The ACP is a proposed, 550-mile natural gas transmission line that would run from West Virginia through Virginia to North Carolina. Along with Dominion and Duke, the other partners in the ACP are AGL Resources, a subsidiary of Southern Company, and Piedmont Natural Gas, which is merging with Duke.
The partners own electric power utilities including Dominion Virginia Power and Duke Carolinas that, as monopolies, are able to charge their ratepayers for the costs of building and fueling power plants, including plants that burn natural gas.
“The problem with this set-up is that it allows the utilities to use their captive ratepayers to ensure a continuous demand for natural gas, to be supplied by the ACP,” said Ivy Main, an attorney and energy writer who serves as the Virginia Chapter’s Renewable Energy Chair, and led Sierra Club’s inquiry into the antitrust issues. “The result is good for Dominion and Duke but bad for their ratepayers, because it shifts onto customers the risks that are otherwise inherent in building and operating a gas pipeline. It also means Dominion Virginia Power and Duke Carolinas have an incentive to build more natural gas generating plants in order to create more demand for gas from the ACP. This locks customers into paying for these gas plants for decades to come, regardless of what happens to gas prices, and regardless of whether ratepayers would be better off with alternatives like wind and solar.”
These issues were first raised with the Federal Trade Commission on May 12 by Michael Hirrel, an attorney formerly with the Antitrust Division of the Department of Justice. Mr. Hirrel expressed concern that the activities of the utility investors in the ACP may violate Section 2 of the Sherman Act and Section 5 of the Federal Trade Commission Act, and asked the FTC to investigate.
“Sierra Club has been urging Dominion to move away from fossil fuels to clean energy, and we are actively opposing the ACP due to the threat it poses to the environment, local communities and ratepayers,” said Kate Addleson, Virginia Chapter Director. “These issues are directly linked. Having invested in the ACP, Dominion and Duke now have a huge incentive to build more gas plants. In fact, we are seeing this already. Not only is Dominion building a huge, new 1,600-megawatt gas plant in Greensville, but it also wants to add another 9,000 megawatts of gas between now and 2040. Meanwhile, in the way of renewable energy, it has committed to only 400 megawatts of solar.”

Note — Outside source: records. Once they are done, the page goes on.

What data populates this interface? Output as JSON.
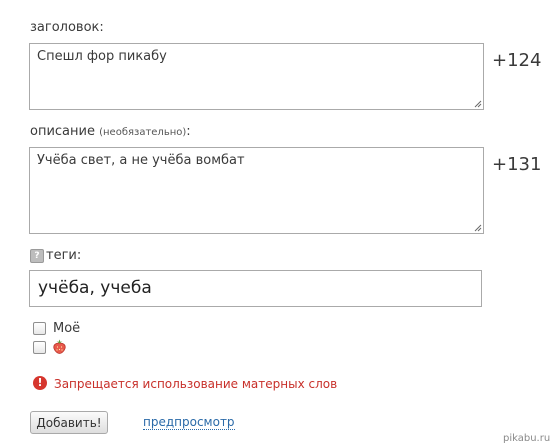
{
  "form": {
    "title_label": "заголовок:",
    "title_value": "Спешл фор пикабу",
    "title_counter": "+124",
    "description_label": "описание",
    "description_optional": "(необязательно)",
    "description_colon": ":",
    "description_value": "Учёба свет, а не учёба вомбат",
    "description_counter": "+131",
    "tags_help_icon": "?",
    "tags_label": "теги:",
    "tags_value": "учёба, учеба",
    "checkbox_mine_label": "Моё",
    "checkbox_strawberry_icon": "strawberry-icon",
    "error_text": "Запрещается использование матерных слов",
    "submit_label": "Добавить!",
    "preview_label": "предпросмотр"
  },
  "watermark": "pikabu.ru",
  "colors": {
    "error": "#c8302a",
    "link": "#2a6aa8",
    "border": "#aaaaaa"
  }
}
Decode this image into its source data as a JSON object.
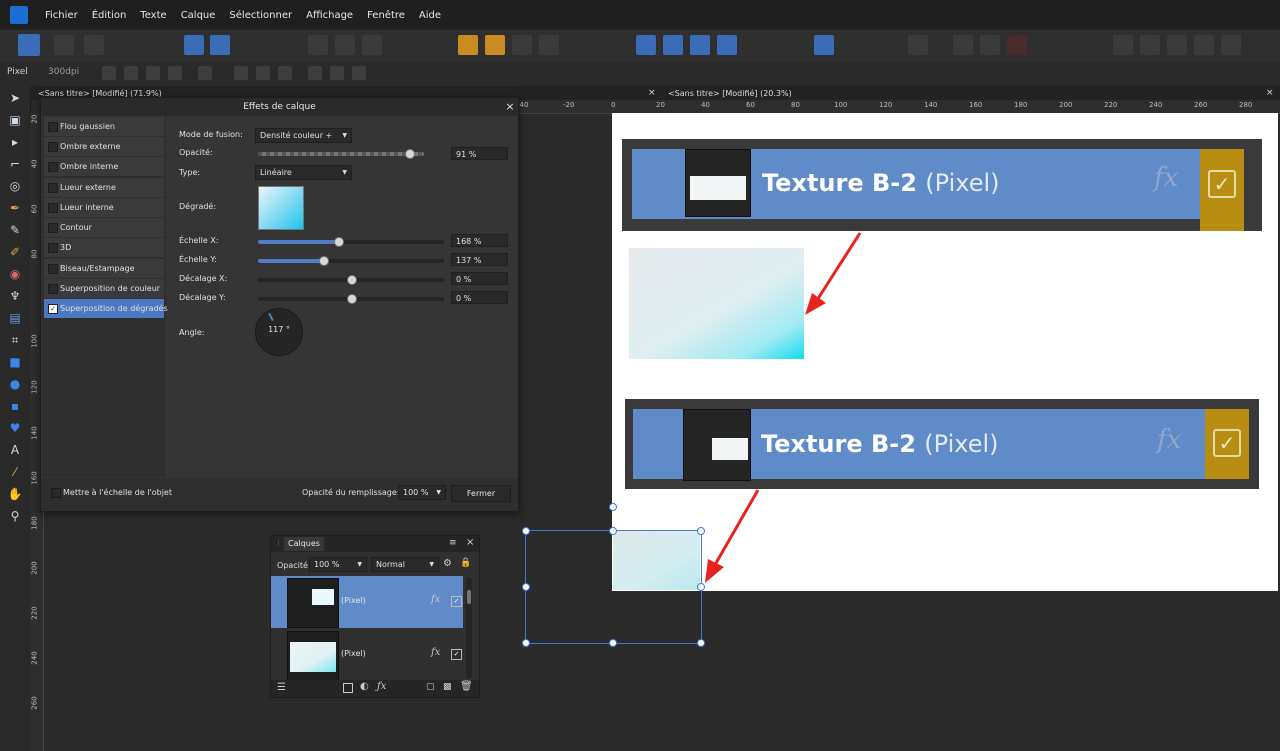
{
  "menubar": {
    "items": [
      "Fichier",
      "Édition",
      "Texte",
      "Calque",
      "Sélectionner",
      "Affichage",
      "Fenêtre",
      "Aide"
    ]
  },
  "contextbar": {
    "unit": "Pixel",
    "dpi": "300dpi"
  },
  "tabs": [
    {
      "label": "<Sans titre> [Modifié] (71.9%)"
    },
    {
      "label": "<Sans titre> [Modifié] (20.3%)"
    }
  ],
  "hruler": [
    "-40",
    "-20",
    "0",
    "20",
    "40",
    "60",
    "80",
    "100",
    "120",
    "140",
    "160",
    "180",
    "200",
    "220",
    "240",
    "260",
    "280"
  ],
  "vruler": [
    "20",
    "40",
    "60",
    "80",
    "100",
    "120",
    "140",
    "160",
    "180",
    "200",
    "220",
    "240",
    "260"
  ],
  "dialog": {
    "title": "Effets de calque",
    "close": "×",
    "effects": [
      {
        "label": "Flou gaussien",
        "checked": false
      },
      {
        "label": "Ombre externe",
        "checked": false
      },
      {
        "label": "Ombre interne",
        "checked": false
      },
      {
        "label": "Lueur externe",
        "checked": false
      },
      {
        "label": "Lueur interne",
        "checked": false
      },
      {
        "label": "Contour",
        "checked": false
      },
      {
        "label": "3D",
        "checked": false
      },
      {
        "label": "Biseau/Estampage",
        "checked": false
      },
      {
        "label": "Superposition de couleur",
        "checked": false
      },
      {
        "label": "Superposition de dégradés",
        "checked": true
      }
    ],
    "blend_label": "Mode de fusion:",
    "blend_value": "Densité couleur +",
    "opacity_label": "Opacité:",
    "opacity_value": "91 %",
    "opacity_level": 0.91,
    "type_label": "Type:",
    "type_value": "Linéaire",
    "gradient_label": "Dégradé:",
    "scale_x_label": "Échelle X:",
    "scale_x_value": "168 %",
    "scale_x_level": 0.43,
    "scale_y_label": "Échelle Y:",
    "scale_y_value": "137 %",
    "scale_y_level": 0.35,
    "offset_x_label": "Décalage X:",
    "offset_x_value": "0 %",
    "offset_x_level": 0.5,
    "offset_y_label": "Décalage Y:",
    "offset_y_value": "0 %",
    "offset_y_level": 0.5,
    "angle_label": "Angle:",
    "angle_value": "117 °",
    "scale_to_object": "Mettre à l'échelle de l'objet",
    "fill_opacity_label": "Opacité du remplissage:",
    "fill_opacity_value": "100 %",
    "close_button": "Fermer"
  },
  "canvas_strips": [
    {
      "name": "Texture B-2",
      "suffix": "(Pixel)",
      "fx": "fx",
      "check": "✓"
    },
    {
      "name": "Texture B-2",
      "suffix": "(Pixel)",
      "fx": "fx",
      "check": "✓"
    }
  ],
  "layers": {
    "title": "Calques",
    "opacity_label": "Opacité:",
    "opacity_value": "100 %",
    "blend_value": "Normal",
    "rows": [
      {
        "name": "(Pixel)",
        "fx": "fx",
        "check": "✓"
      },
      {
        "name": "(Pixel)",
        "fx": "fx",
        "check": "✓"
      }
    ],
    "menu_icon": "≡",
    "close": "×"
  },
  "colors": {
    "accent": "#4a78c2",
    "layer_blue": "#5f8cc9",
    "gold": "#b78e12",
    "arrow": "#e8231f"
  }
}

“We live in a time of climate change, and a time when other utilities are transitioning away from dirty fuels,” said Kirk Bowers, Pipelines Program Manager for the Virginia Chapter. “Natural gas is cheap now because the price doesn’t reflect its true cost to consumers and society, but it won’t always be cheap. Dominion and Duke want to lock customers into fracked gas to make money. But in doing that, they are shifting the risk onto customers,and they are shutting out developers of wind and solar, harming competition as well.”
The Sierra Club is urging the FTC to open an investigation of the ACP and other pipelines to further look intothis potential conflict of interest.
The full text of the letter, with all attached documents can be found here: wp.vasierraclub.org/LetterInFull.pdf